One of the little girls runs up and hugs Toheed Ahmad's leg. Originally from Pakistan, Ahmad owns the Fourth Street Market-Liquors shop on Samoa Boulevard in Arcata. Asked about the late-night crowd, he grins and says, "Lot of crazy people come in but we get used to it." He's tall with a narrow line of beard circling his mouth.
Essa throws an arm around Ahmad's shoulder and says he's very important. "He brings a lot of people and a lot of food." After a chuckle, they lament the shrinking of the group, which Essa estimates hovered around 75 people but is now down to between 40 and 50, with people moving away and students returning home over the summer.
Ahmad appreciates what he feels are the health benefits of fasting — the body taking a break from digestion — and the time of spiritual contemplation. "It teaches you the self-control because the food is in front of you but you're not eating it. ... It will also teach you about the people who are hungry."
Essa points out that part of the fast is a focusing of intentions.

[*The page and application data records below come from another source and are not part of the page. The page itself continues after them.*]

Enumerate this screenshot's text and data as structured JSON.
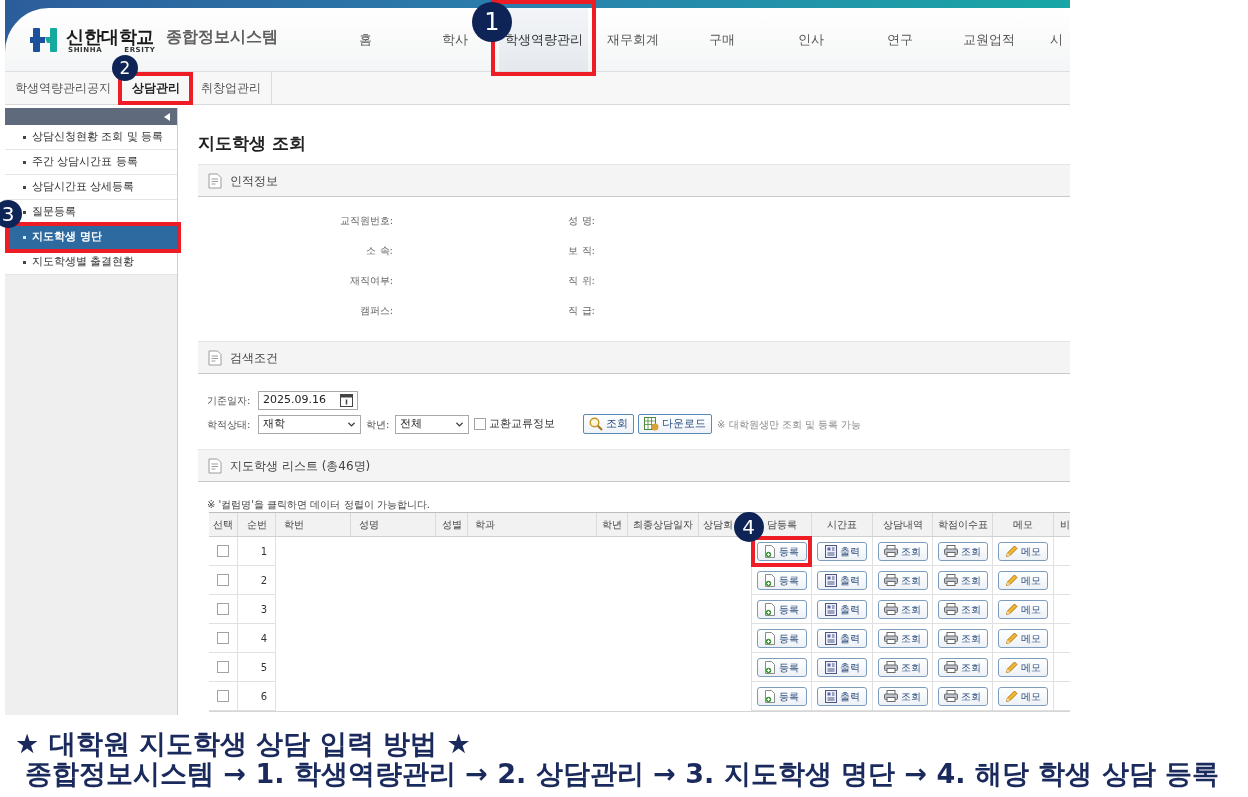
{
  "header": {
    "university_name": "신한대학교",
    "university_subtitle": [
      "SHINHA",
      "ERSITY"
    ],
    "system_name": "종합정보시스템"
  },
  "nav": [
    {
      "label": "홈",
      "selected": false
    },
    {
      "label": "학사",
      "selected": false
    },
    {
      "label": "학생역량관리",
      "selected": true,
      "callout": "1"
    },
    {
      "label": "재무회계",
      "selected": false
    },
    {
      "label": "구매",
      "selected": false
    },
    {
      "label": "인사",
      "selected": false
    },
    {
      "label": "연구",
      "selected": false
    },
    {
      "label": "교원업적",
      "selected": false
    },
    {
      "label": "시",
      "selected": false
    }
  ],
  "subnav": [
    {
      "label": "학생역량관리공지",
      "selected": false
    },
    {
      "label": "상담관리",
      "selected": true,
      "callout": "2"
    },
    {
      "label": "취창업관리",
      "selected": false
    }
  ],
  "sidebar": {
    "items": [
      {
        "label": "상담신청현황 조회 및 등록",
        "selected": false
      },
      {
        "label": "주간 상담시간표 등록",
        "selected": false
      },
      {
        "label": "상담시간표 상세등록",
        "selected": false
      },
      {
        "label": "질문등록",
        "selected": false
      },
      {
        "label": "지도학생 명단",
        "selected": true,
        "callout": "3"
      },
      {
        "label": "지도학생별 출결현황",
        "selected": false
      }
    ]
  },
  "page_title": "지도학생 조회",
  "personal_info": {
    "title": "인적정보",
    "fields": [
      {
        "label": "교직원번호:"
      },
      {
        "label": "성 명:"
      },
      {
        "label": "소 속:"
      },
      {
        "label": "보 직:"
      },
      {
        "label": "재직여부:"
      },
      {
        "label": "직 위:"
      },
      {
        "label": "캠퍼스:"
      },
      {
        "label": "직 급:"
      }
    ]
  },
  "search": {
    "title": "검색조건",
    "date": {
      "label": "기준일자:",
      "value": "2025.09.16"
    },
    "status": {
      "label": "학적상태:",
      "value": "재학"
    },
    "grade": {
      "label": "학년:",
      "value": "전체"
    },
    "exchange": {
      "label": "교환교류정보",
      "checked": false
    },
    "buttons": [
      {
        "kind": "search",
        "label": "조회"
      },
      {
        "kind": "download",
        "label": "다운로드"
      }
    ],
    "note": "※ 대학원생만 조회 및 등록 가능"
  },
  "student_list": {
    "title": "지도학생 리스트 (총46명)",
    "note": "※ '컬럼명'을 클릭하면 데이터 정렬이 가능합니다.",
    "columns": [
      "선택",
      "순번",
      "학번",
      "성명",
      "성별",
      "학과",
      "학년",
      "최종상담일자",
      "상담회",
      "담등록",
      "시간표",
      "상담내역",
      "학점이수표",
      "메모",
      "비"
    ],
    "rows": [
      {
        "number": "1",
        "selected": false,
        "actions": [
          {
            "kind": "register",
            "label": "등록",
            "callout": "4"
          },
          {
            "kind": "timetable",
            "label": "출력"
          },
          {
            "kind": "history",
            "label": "조회"
          },
          {
            "kind": "credits",
            "label": "조회"
          },
          {
            "kind": "memo",
            "label": "메모"
          }
        ]
      },
      {
        "number": "2",
        "selected": false,
        "actions": [
          {
            "kind": "register",
            "label": "등록"
          },
          {
            "kind": "timetable",
            "label": "출력"
          },
          {
            "kind": "history",
            "label": "조회"
          },
          {
            "kind": "credits",
            "label": "조회"
          },
          {
            "kind": "memo",
            "label": "메모"
          }
        ]
      },
      {
        "number": "3",
        "selected": false,
        "actions": [
          {
            "kind": "register",
            "label": "등록"
          },
          {
            "kind": "timetable",
            "label": "출력"
          },
          {
            "kind": "history",
            "label": "조회"
          },
          {
            "kind": "credits",
            "label": "조회"
          },
          {
            "kind": "memo",
            "label": "메모"
          }
        ]
      },
      {
        "number": "4",
        "selected": false,
        "actions": [
          {
            "kind": "register",
            "label": "등록"
          },
          {
            "kind": "timetable",
            "label": "출력"
          },
          {
            "kind": "history",
            "label": "조회"
          },
          {
            "kind": "credits",
            "label": "조회"
          },
          {
            "kind": "memo",
            "label": "메모"
          }
        ]
      },
      {
        "number": "5",
        "selected": false,
        "actions": [
          {
            "kind": "register",
            "label": "등록"
          },
          {
            "kind": "timetable",
            "label": "출력"
          },
          {
            "kind": "history",
            "label": "조회"
          },
          {
            "kind": "credits",
            "label": "조회"
          },
          {
            "kind": "memo",
            "label": "메모"
          }
        ]
      },
      {
        "number": "6",
        "selected": false,
        "actions": [
          {
            "kind": "register",
            "label": "등록"
          },
          {
            "kind": "timetable",
            "label": "출력"
          },
          {
            "kind": "history",
            "label": "조회"
          },
          {
            "kind": "credits",
            "label": "조회"
          },
          {
            "kind": "memo",
            "label": "메모"
          }
        ]
      }
    ]
  },
  "guide": {
    "title": "★ 대학원 지도학생 상담 입력 방법 ★",
    "steps": "종합정보시스템 → 1. 학생역량관리 → 2. 상담관리 → 3. 지도학생 명단 → 4. 해당 학생 상담 등록"
  }
}
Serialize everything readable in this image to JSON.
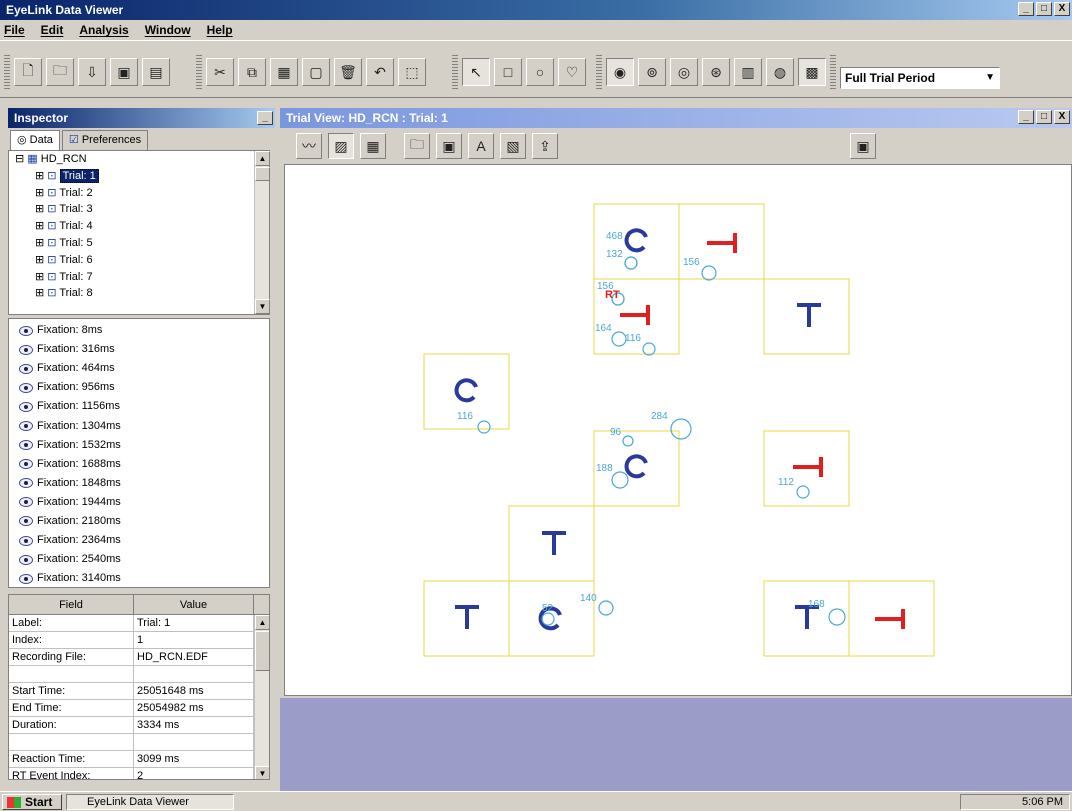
{
  "window": {
    "title": "EyeLink Data Viewer",
    "controls": [
      "_",
      "□",
      "X"
    ]
  },
  "menu": {
    "items": [
      "File",
      "Edit",
      "Analysis",
      "Window",
      "Help"
    ]
  },
  "toolbar": {
    "period_select": "Full Trial Period"
  },
  "inspector": {
    "title": "Inspector",
    "tabs": [
      "Data",
      "Preferences"
    ],
    "tree": {
      "root": "HD_RCN",
      "trials": [
        "Trial: 1",
        "Trial: 2",
        "Trial: 3",
        "Trial: 4",
        "Trial: 5",
        "Trial: 6",
        "Trial: 7",
        "Trial: 8"
      ]
    },
    "events": [
      "Fixation: 8ms",
      "Fixation: 316ms",
      "Fixation: 464ms",
      "Fixation: 956ms",
      "Fixation: 1156ms",
      "Fixation: 1304ms",
      "Fixation: 1532ms",
      "Fixation: 1688ms",
      "Fixation: 1848ms",
      "Fixation: 1944ms",
      "Fixation: 2180ms",
      "Fixation: 2364ms",
      "Fixation: 2540ms",
      "Fixation: 3140ms"
    ],
    "grid": {
      "headers": [
        "Field",
        "Value"
      ],
      "rows": [
        [
          "Label:",
          "Trial: 1"
        ],
        [
          "Index:",
          "1"
        ],
        [
          "Recording File:",
          "HD_RCN.EDF"
        ],
        [
          "",
          ""
        ],
        [
          "Start Time:",
          "25051648 ms"
        ],
        [
          "End Time:",
          "25054982 ms"
        ],
        [
          "Duration:",
          "3334 ms"
        ],
        [
          "",
          ""
        ],
        [
          "Reaction Time:",
          "3099 ms"
        ],
        [
          "RT Event Index:",
          "2"
        ]
      ]
    }
  },
  "trial_view": {
    "title": "Trial View: HD_RCN : Trial: 1",
    "fixation_labels": [
      "468",
      "132",
      "156",
      "156",
      "RT",
      "164",
      "116",
      "116",
      "96",
      "284",
      "188",
      "112",
      "140",
      "52",
      "168"
    ]
  },
  "taskbar": {
    "start": "Start",
    "app": "EyeLink Data Viewer",
    "clock": "5:06 PM"
  },
  "colors": {
    "title_active": "#0a246a",
    "title_inactive": "#7a96df",
    "box": "#e8d84a",
    "target_blue": "#2a3a9a",
    "target_red": "#e02020",
    "fixation": "#4aa8d8"
  }
}
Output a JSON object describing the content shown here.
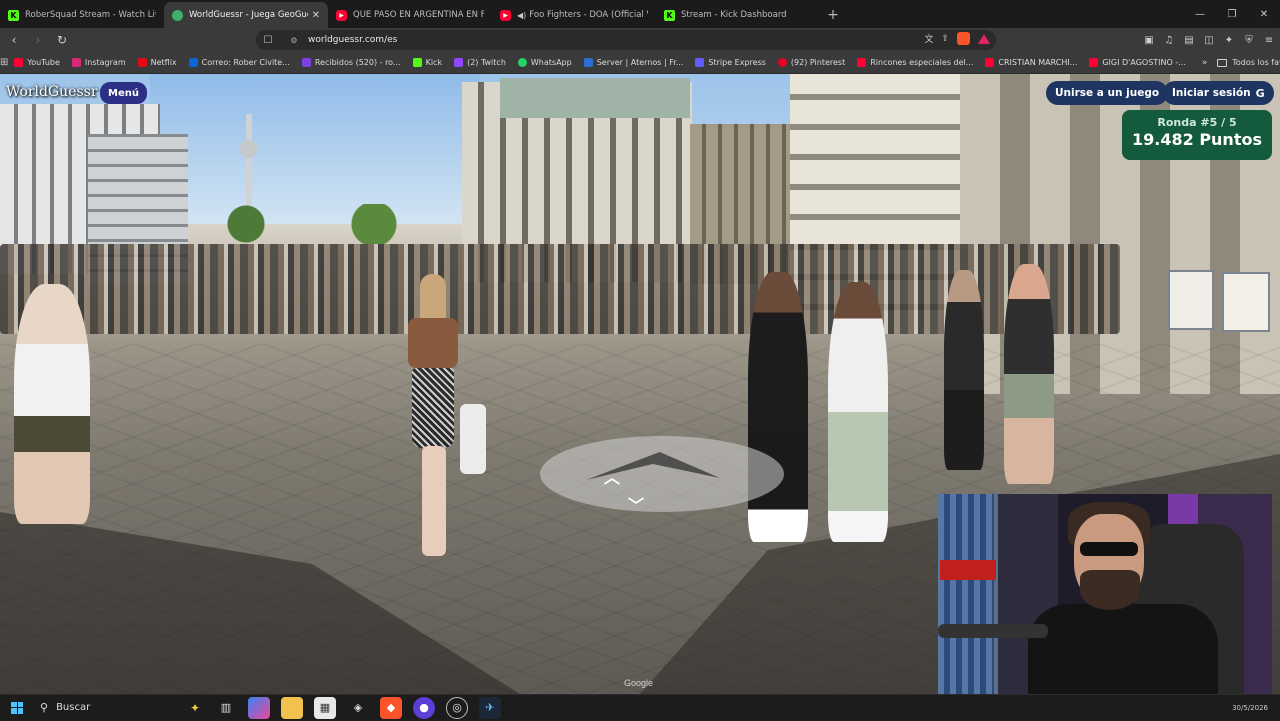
{
  "browser": {
    "tabs": [
      {
        "title": "RoberSquad Stream - Watch Live",
        "favicon": "kick-icon",
        "active": false
      },
      {
        "title": "WorldGuessr - Juega GeoGuessr",
        "favicon": "globe-icon",
        "active": true
      },
      {
        "title": "QUÉ PASÓ EN ARGENTINA EN FEBRE",
        "favicon": "youtube-icon",
        "active": false
      },
      {
        "title": "Foo Fighters - DOA (Official Vide",
        "favicon": "youtube-icon",
        "active": false
      },
      {
        "title": "Stream - Kick Dashboard",
        "favicon": "kick-icon",
        "active": false
      }
    ],
    "new_tab": "+",
    "url": "worldguessr.com/es",
    "bookmarks": [
      {
        "label": "YouTube",
        "color": "#ff0033"
      },
      {
        "label": "Instagram",
        "color": "#d62976"
      },
      {
        "label": "Netflix",
        "color": "#e50914"
      },
      {
        "label": "Correo: Rober Civite...",
        "color": "#0a64d6"
      },
      {
        "label": "Recibidos (520) - ro...",
        "color": "#7b3fe4"
      },
      {
        "label": "Kick",
        "color": "#53fc18"
      },
      {
        "label": "(2) Twitch",
        "color": "#9146ff"
      },
      {
        "label": "WhatsApp",
        "color": "#25d366"
      },
      {
        "label": "Server | Aternos | Fr...",
        "color": "#2a6fd6"
      },
      {
        "label": "Stripe Express",
        "color": "#635bff"
      },
      {
        "label": "(92) Pinterest",
        "color": "#e60023"
      },
      {
        "label": "Rincones especiales del...",
        "color": "#ff0033"
      },
      {
        "label": "CRISTIAN MARCHI...",
        "color": "#ff0033"
      },
      {
        "label": "GIGI D'AGOSTINO -...",
        "color": "#ff0033"
      }
    ],
    "bookmarks_more": "»",
    "all_favorites": "Todos los favoritos"
  },
  "game": {
    "logo": "WorldGuessr",
    "menu_label": "Menú",
    "join_label": "Unirse a un juego",
    "login_label": "Iniciar sesión",
    "round_label": "Ronda #5 / 5",
    "score_label": "19.482 Puntos",
    "watermark": "Google"
  },
  "taskbar": {
    "search_label": "Buscar",
    "date": "30/5/2026"
  },
  "colors": {
    "accent_menu": "#2b2f86",
    "score_box": "#145a3c",
    "buttons": "#1f3561"
  }
}
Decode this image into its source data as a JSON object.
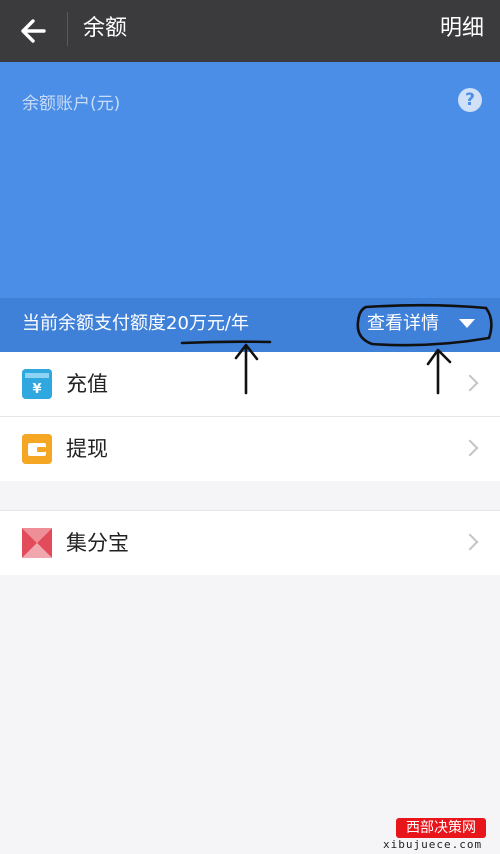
{
  "topbar": {
    "title": "余额",
    "detail_label": "明细"
  },
  "balance": {
    "account_label": "余额账户(元)",
    "help_symbol": "?"
  },
  "limit": {
    "text": "当前余额支付额度20万元/年",
    "view_detail_label": "查看详情"
  },
  "list_group_1": [
    {
      "label": "充值",
      "icon": "recharge-icon"
    },
    {
      "label": "提现",
      "icon": "withdraw-icon"
    }
  ],
  "list_group_2": [
    {
      "label": "集分宝",
      "icon": "jifenbao-icon"
    }
  ],
  "watermark": {
    "text": "西部决策网",
    "domain": "xibujuece.com"
  },
  "colors": {
    "topbar": "#3b3b3d",
    "panel": "#4b8ee7",
    "strip": "#3f80d9",
    "recharge": "#2fa8e0",
    "withdraw": "#f5a623",
    "jifenbao": "#e24b5a"
  }
}
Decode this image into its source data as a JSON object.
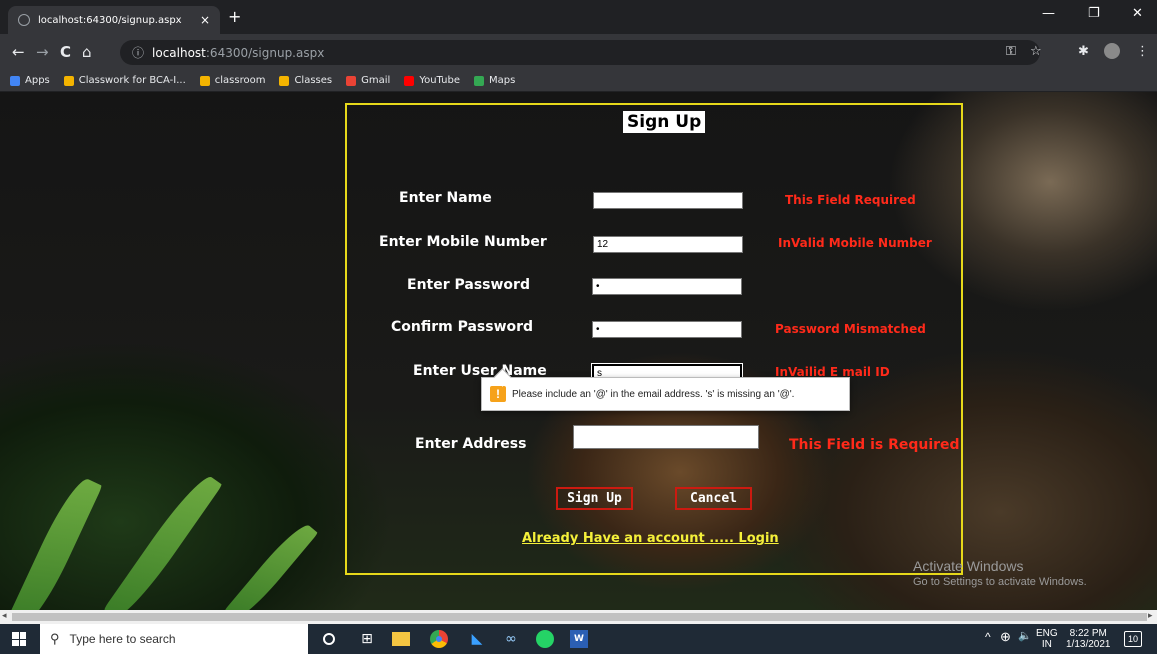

There are exceptions for those who are ill or traveling, he says. But, "You cannot complain, 'Oh, I'm hot, I'm fasting,'" or whine about the length of the day. In Humboldt, for example, daylight lasts about two hours longer than places in the Middle East. "Imagine in Alaska," he says, earning a puffed laugh from Ahmad.
"It's important not to forget religion is all one," says Essa. "How do we deal with one another? Treatment is religion." He added, "The same God sent the Torah, sent the Bible, sent the Quran."
The meal is done and many of the guests are leaving, some with long drives ahead. The food has been packed up and cleared, the tables folded, stacked and stored. Only a handful of men and three women are left to begin the evening prayer. Essa explains that while normally one doesn't use a physical copy of the Quran for services in a mosque, there's nobody available who has it memorized. "The hafiz had to go back to Willow Creek," he says.
At 10:30 p.m., Alaa Abdelrahman stands ahead of Emran and Nabil Essa on the carpets, with Atul Zulkurnain and another woman behind them. He reads from his phone, singing out the first prayer raka in a high tenor that rises above the industrial fan in the kitchen. In the hallway off the side, Diana fusses a little and Aisha retreats to nurse her.
The passage of the Quran chosen for the evening prayer says "that God accepts repentance," Essa explains, running his finger across the pale green page of a worn copy with a silver cover and a crumbling spine. The reading also covers charity for the poor and needy.
"People say religion divides people," Essa says after the service. "You and I read the Quran and get a different idea." But in this hall and in this county, faith seems to have bonded people from wildly varied backgrounds. He says some friends who've moved away have told him they miss praying with this tiny community, even without a proper mosque, because they all know one another and visit each other's homes.
"I love birds, you know," he says, "but people say they only sit together [with their own kind]." He says we can overcome that mental training to separate ourselves from those who are different, but "only when your heart is open."
Jennifer Fumiko Cahill is the Journal's arts and features editor. Reach her at 442-1400, extension 320, or [email protected]. Follow her on Twitter @JFumikoCahill.